Mandy, a young woman with learning and slight hearing difficulties, was assessed jointly by the two intermediaries who found she had several problems following questions or statements, and expressing herself clearly. They then wrote a report on Mandy’s communication skills and needs; and later attended a Ground Rules Hearing at which the report was discussed with the judge and barristers. Sound levels, as well as Mandy’s comprehension difficulties and short attention span, were all considered.
During cross-examination, one intermediary stood next to her in the witness box, while the other sat just behind. A plan had been devised and agreed with the court that they would swap over at convenient moments, namely during the frequent breaks. They were able to communicate with each other at such times, either verbally or by passing written notes with comments or ideas to assist.
Working jointly in this way required careful planning, and regular de-briefing. Meeting together proved invaluable, not only for keeping up with the progress of the trial but also by providing an opportunity to reflect and discuss possible strategies to assist communication with this young and vulnerable defendant.
The value-added nature of the involvement of intermediaries has been acknowledged by police, lawyers, judges and carers. In certain long and complex cases, working together as described above can add a further, positive dimension.
Andrew was in his late teens and had already experienced many difficulties through his life. Severe health problems, which had been poorly managed over the years, resulted in many hospital stays, erratic school attendance, low academic achievements and limited literacy. His attention span was extremely limited, his verbal reasoning poor, and his behaviour erratic. However, when helping his grandfather on their allotment or with DIY jobs, Andrew seemed ‘a different boy’.

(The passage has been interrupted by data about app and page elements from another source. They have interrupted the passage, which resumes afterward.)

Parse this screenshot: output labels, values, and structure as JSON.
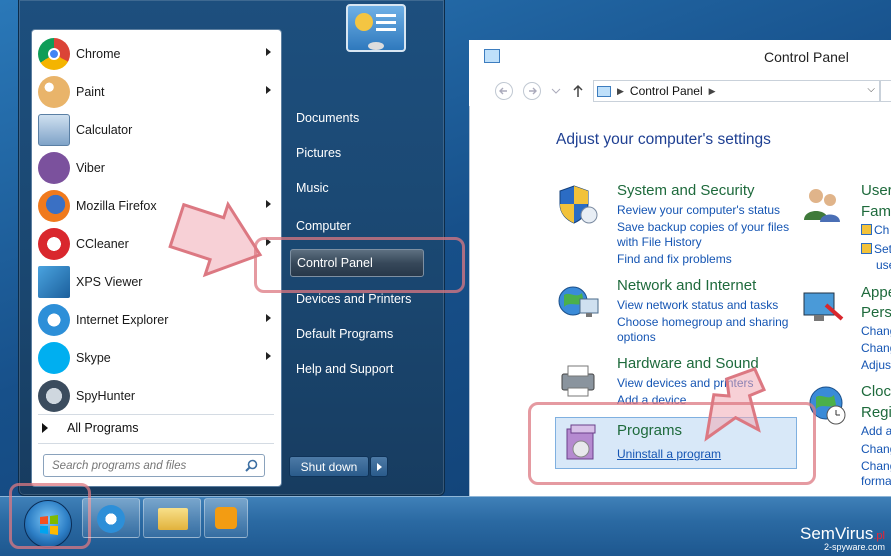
{
  "start_menu": {
    "programs": [
      {
        "label": "Chrome",
        "has_arrow": true,
        "icon": "chrome-icon"
      },
      {
        "label": "Paint",
        "has_arrow": true,
        "icon": "paint-icon"
      },
      {
        "label": "Calculator",
        "has_arrow": false,
        "icon": "calculator-icon"
      },
      {
        "label": "Viber",
        "has_arrow": false,
        "icon": "viber-icon"
      },
      {
        "label": "Mozilla Firefox",
        "has_arrow": true,
        "icon": "firefox-icon"
      },
      {
        "label": "CCleaner",
        "has_arrow": true,
        "icon": "ccleaner-icon"
      },
      {
        "label": "XPS Viewer",
        "has_arrow": false,
        "icon": "xps-viewer-icon"
      },
      {
        "label": "Internet Explorer",
        "has_arrow": true,
        "icon": "internet-explorer-icon"
      },
      {
        "label": "Skype",
        "has_arrow": true,
        "icon": "skype-icon"
      },
      {
        "label": "SpyHunter",
        "has_arrow": false,
        "icon": "spyhunter-icon"
      }
    ],
    "all_programs": "All Programs",
    "search_placeholder": "Search programs and files",
    "right_items": [
      {
        "label": "Documents"
      },
      {
        "label": "Pictures"
      },
      {
        "label": "Music"
      },
      {
        "label": "Computer"
      },
      {
        "label": "Control Panel",
        "highlighted": true
      },
      {
        "label": "Devices and Printers"
      },
      {
        "label": "Default Programs"
      },
      {
        "label": "Help and Support"
      }
    ],
    "shutdown_label": "Shut down"
  },
  "control_panel": {
    "window_title": "Control Panel",
    "address": "Control Panel",
    "heading": "Adjust your computer's settings",
    "categories": [
      {
        "title": "System and Security",
        "links": [
          "Review your computer's status",
          "Save backup copies of your files",
          "with File History",
          "Find and fix problems"
        ]
      },
      {
        "title": "Network and Internet",
        "links": [
          "View network status and tasks",
          "Choose homegroup and sharing",
          "options"
        ]
      },
      {
        "title": "Hardware and Sound",
        "links": [
          "View devices and printers",
          "Add a device"
        ]
      },
      {
        "title": "Programs",
        "links": [
          "Uninstall a program"
        ]
      }
    ],
    "right_column": [
      {
        "title": "User",
        "sub": "Fam",
        "links": [
          "Ch",
          "Set",
          "use"
        ]
      },
      {
        "title": "Appe",
        "sub": "Pers",
        "links": [
          "Chang",
          "Chang",
          "Adjus"
        ]
      },
      {
        "title": "Clock",
        "sub": "Regi",
        "links": [
          "Add a",
          "Chang",
          "Chang",
          "forma"
        ]
      }
    ]
  },
  "watermark": {
    "brand": "SemVirus",
    "suffix": ".pl",
    "sub": "2-spyware.com"
  },
  "colors": {
    "highlight": "#dc7882",
    "link": "#1555b3",
    "category": "#1e6a3c",
    "heading": "#1e3f92"
  }
}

Never having been in trouble with the police before, but having experienced poor anger management at school, Andrew lost his temper one day and was arrested by the police for punching a younger neighbour and trashing his bedroom.
Before the trial, Andrew’s Defence barrister and solicitor discussed how he might have extreme difficulty coping with a court appearance, would be likely to misunderstand challenging cross-examination questions, and could also have trouble concentrating for long enough to give his best evidence. An intermediary was sought.
At first, Andrew was suspicious of the need for an assessment of his listening skills and ability to express himself. But when he understood that an intermediary’s role is to make sure people understand questions at court, he was able to talk about his fear of attending the trial, meeting strangers and feeling out of his depth.
Having watched the intermediary assessment, the solicitor was able to confirm to Andrew’s barrister that he really would struggle at court if giving evidence alone. The intermediary submitted a detailed report to the court; was asked to meet with the judge and barristers for an early Ground Rules Hearing at a Youth Court; and was then present when Andrew was cross-examined.
On account of his very limited attention, the intermediary had recommended that Andrew be permitted to give his evidence via video link from a side room. Although this was not common practice, the judge agreed. Two-way communication between Andrew and the Prosecution barrister were supported by the intermediary on the day; and the judge commended Andrew for coping with the alien experience of cross-examination. Andrew, in turn, was heard to comment that he could not have managed without the intermediary.